[1] Fairclough, Isabela. and Norman Fairclough. (2012) Political Discourse Analysis: A Method for Advanced Students. London, New York: Routledge, 3, 16.

[2]  Definition taken from the Federal Emergency Management Agency (n.d.) ‘National Incident Management System,’ https://www.fema.gov/national-incident-management-system


Managing the Risks of School Shootings: Flaws to Avoid

Continuing the theme of the last two blogs of emergency management plans and training — something which is crucial to managing something as deadly as a school shooting — this post elucidates what to avoid when planning for and responding to acts of violence. Since something like ‘risk’ cannot be entirely eliminated, what organisations should strive to achieve instead is a level of ‘safety,’ i.e. what is deemed to be “an acceptable level of risk.”[1] In terms of school shootings, this means planning for which actions to take in a crisis should be located within the wider rubric of school violence; as well as accounting for potential spectacular events, which are rarer but more likely to be lethal in nature.

A common flaw of emergency management plans in educational institutions where school shootings have already taken place is not considering the possibility of such an event occurring in the first place: for instance, Columbine High School and Virginia Tech University had guidance in place for fires, bomb threats and so forth; yet not for an active shooter scenario. Whilst schools may feel that ‘it can’t happen here,’ the myriad school shootings which have occurred in the United States show that these tend to occur in suburban areas with relatively little crime.
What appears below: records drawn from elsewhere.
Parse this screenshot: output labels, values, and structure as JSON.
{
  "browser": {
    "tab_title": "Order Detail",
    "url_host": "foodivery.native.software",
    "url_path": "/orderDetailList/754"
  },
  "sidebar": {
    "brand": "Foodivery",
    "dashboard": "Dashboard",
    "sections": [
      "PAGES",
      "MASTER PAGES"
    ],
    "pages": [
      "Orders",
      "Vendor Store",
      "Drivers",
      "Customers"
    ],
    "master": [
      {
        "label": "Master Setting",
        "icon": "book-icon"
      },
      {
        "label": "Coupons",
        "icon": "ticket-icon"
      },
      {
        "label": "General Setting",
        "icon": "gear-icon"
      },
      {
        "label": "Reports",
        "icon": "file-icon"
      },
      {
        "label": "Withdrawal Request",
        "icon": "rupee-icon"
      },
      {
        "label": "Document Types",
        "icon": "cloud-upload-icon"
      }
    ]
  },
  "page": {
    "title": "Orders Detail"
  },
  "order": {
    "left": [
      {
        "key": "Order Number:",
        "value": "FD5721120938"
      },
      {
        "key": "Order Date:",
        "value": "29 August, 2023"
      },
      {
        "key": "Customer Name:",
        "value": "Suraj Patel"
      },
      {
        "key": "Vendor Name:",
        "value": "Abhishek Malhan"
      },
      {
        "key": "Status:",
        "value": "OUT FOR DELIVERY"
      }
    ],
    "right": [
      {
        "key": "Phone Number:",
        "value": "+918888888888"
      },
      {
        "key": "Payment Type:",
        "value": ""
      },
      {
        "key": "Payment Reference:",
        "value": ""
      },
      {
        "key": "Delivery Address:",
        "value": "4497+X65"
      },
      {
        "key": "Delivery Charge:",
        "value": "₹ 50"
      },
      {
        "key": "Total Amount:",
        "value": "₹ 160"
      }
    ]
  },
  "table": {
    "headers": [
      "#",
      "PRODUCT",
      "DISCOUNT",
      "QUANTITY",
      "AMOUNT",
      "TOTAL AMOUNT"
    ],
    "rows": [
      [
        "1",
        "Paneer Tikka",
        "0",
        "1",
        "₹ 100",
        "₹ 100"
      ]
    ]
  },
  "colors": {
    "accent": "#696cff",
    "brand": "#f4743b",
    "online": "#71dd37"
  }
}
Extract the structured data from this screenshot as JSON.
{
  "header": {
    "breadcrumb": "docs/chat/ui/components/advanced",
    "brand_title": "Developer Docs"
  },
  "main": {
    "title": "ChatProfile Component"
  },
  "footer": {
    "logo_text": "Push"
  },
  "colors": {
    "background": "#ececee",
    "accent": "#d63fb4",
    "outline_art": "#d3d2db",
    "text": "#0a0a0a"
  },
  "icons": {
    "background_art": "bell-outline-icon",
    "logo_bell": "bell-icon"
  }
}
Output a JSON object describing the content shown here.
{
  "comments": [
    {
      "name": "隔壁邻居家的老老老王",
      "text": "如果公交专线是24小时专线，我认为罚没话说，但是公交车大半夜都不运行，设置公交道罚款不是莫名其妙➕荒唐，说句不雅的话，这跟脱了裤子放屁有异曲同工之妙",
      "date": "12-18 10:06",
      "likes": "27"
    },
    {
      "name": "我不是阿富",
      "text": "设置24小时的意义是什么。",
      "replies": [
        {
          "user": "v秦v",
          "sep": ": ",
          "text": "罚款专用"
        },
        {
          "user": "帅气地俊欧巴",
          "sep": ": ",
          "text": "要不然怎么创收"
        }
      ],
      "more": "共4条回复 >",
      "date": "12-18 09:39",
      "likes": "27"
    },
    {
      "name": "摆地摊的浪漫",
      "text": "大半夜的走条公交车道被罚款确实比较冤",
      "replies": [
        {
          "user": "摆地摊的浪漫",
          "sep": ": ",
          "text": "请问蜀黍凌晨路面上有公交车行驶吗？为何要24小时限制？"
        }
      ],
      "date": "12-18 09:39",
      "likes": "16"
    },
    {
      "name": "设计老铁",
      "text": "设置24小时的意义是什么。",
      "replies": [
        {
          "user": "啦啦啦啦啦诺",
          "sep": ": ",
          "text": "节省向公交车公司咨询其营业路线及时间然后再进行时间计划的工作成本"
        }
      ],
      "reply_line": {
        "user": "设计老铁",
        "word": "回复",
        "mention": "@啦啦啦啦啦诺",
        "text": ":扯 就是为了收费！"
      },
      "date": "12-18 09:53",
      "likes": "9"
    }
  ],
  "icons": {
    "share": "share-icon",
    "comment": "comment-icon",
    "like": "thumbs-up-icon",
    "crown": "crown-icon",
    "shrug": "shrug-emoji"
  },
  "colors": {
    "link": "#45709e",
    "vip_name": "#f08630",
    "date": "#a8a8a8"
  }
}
Moreover, the danger in not acknowledging the risk of a school shooting is that no plans would be put into place about how to eliminate or reduce that risk.[2]

Another common mistake is outdated or incomplete information in emergency management plans. An example of this is Virginia Tech University’s plan, which, at the time of the shooting, was two years old: this meant it had outdated information in it, such as the name of a previous police chief. Another instance of incomplete information is the case of Columbine High School, where, prior to the shooting, the building layout for the school had not been included in the plans — it has been said by delayed the response of police and other rescue personnel.[3] In situations like these, it certainly seems the point that Coombs[4] makes about the danger of having a plan in place is providing a false sense of security is correct: these have limited usefulness when actually applied to a crisis.

Probably the most well-known of emergency management mistakes is the delay in emergency communication at Virginia Tech University (refer back to the blog posted on the 20th August 2014 for more information). In addition to staff error, this transpired because of a number of pre-existing flaws: there was confusion about what ‘timely’ actually meant; there was no set template(s) for emergency communication messages; there were inconsistences in the emergency communication policy and emergency management plans about who had the authority to release an emergency alert. This exemplifies the importance of the linkages between different facets of emergency management: prevention, planning, communication, training and response.

[This blog post was put together using analyses of policy documents produced after the Columbine and Virginia Tech shootings, as well as further reading. The next blog post will document some of the changes made to law to eradicate these flaws.]

[1] Borghesi, Antonio and Barbara Gaudenzi. (2013) Risk Management: How to Assess, Transfer and Communicate Critical Risks. Springer: London, New York. Page 19 cited.

Vestermark, S. D. (1996). ‘Critical decisions, critical elements in an effective school security program.’ In A. M. Hoffman (ed.) Schools, violence and society. Westport, CT: Praeger, 101-122. Page 108 cited.

[2] Coombs, W. Timothy. (2012) Ongoing Crisis Communication: Planning, Managing and Responding (third edition). Thousand Oaks, CA.: Sage. Page 41 cited.

[3] For more details refer to Jefferson County Sherriff report. http://extras.denverpost.com/news/colreport/columbinerep/pages

[4] Coombs, W. Timothy. (2012) Ongoing Crisis Communication: Planning, Managing and Responding (third edition). Thousand Oaks, CA.: Sage. Page 106 cited.